Seasons on Saturn Season Date March equinox 3 March 1980 June solstice 11 December 1987 September equinox 19 November 1995 December solstice 26 October 2002 March equinox 10 August 2009 June solstice 22 May 2017 Table 2.
Day and night are roughly equal in length, and from now until the September equinox, nights in the Southern Hemisphere will be longer than days, giving us more time to enjoy the stars!
I refer to the full Moon nearest the September equinox (or nearest the March equinox for those living south of the equator), the one commonly called the Harvest Moon.
The Sun reaches the September equinox at 17:27 Universal Time (1:27 p.m.
Heading southeast through Virgo, the Sun crosses the celestial equator at the September equinox at 7:31 a.m.
This is the point where the Sun lies at the September equinox. So it is the antisolar point, the point directly opposite the Sun in our sky, at the time of the March equinox (on March 20th this year).

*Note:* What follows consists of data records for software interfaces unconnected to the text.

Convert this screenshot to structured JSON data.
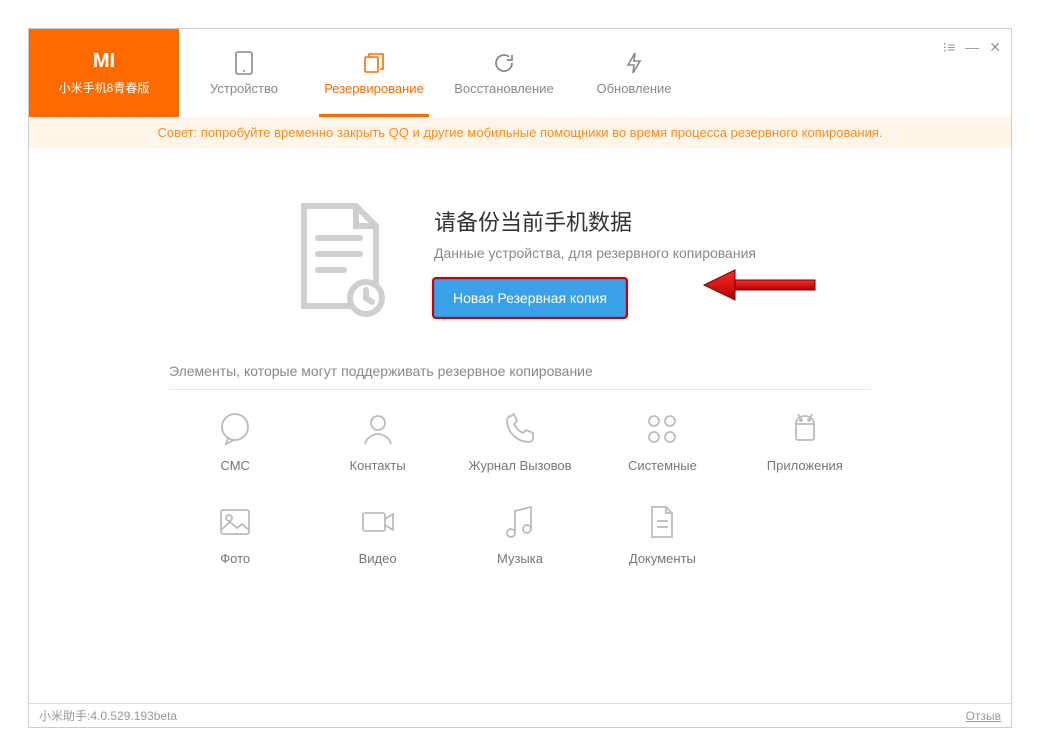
{
  "device": {
    "name": "小米手机8青春版"
  },
  "tabs": {
    "device": "Устройство",
    "backup": "Резервирование",
    "restore": "Восстановление",
    "update": "Обновление"
  },
  "notice": "Совет: попробуйте временно закрыть QQ и другие мобильные помощники во время процесса резервного копирования.",
  "hero": {
    "title": "请备份当前手机数据",
    "subtitle": "Данные устройства, для резервного копирования",
    "button": "Новая Резервная копия"
  },
  "section_label": "Элементы, которые могут поддерживать резервное копирование",
  "categories": {
    "sms": "СМС",
    "contacts": "Контакты",
    "calllog": "Журнал Вызовов",
    "system": "Системные",
    "apps": "Приложения",
    "photo": "Фото",
    "video": "Видео",
    "music": "Музыка",
    "docs": "Документы"
  },
  "status": {
    "version": "小米助手:4.0.529.193beta",
    "feedback": "Отзыв"
  }
}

The September equinox occurs when the Sun moves south across the equator at 7:56 p.m.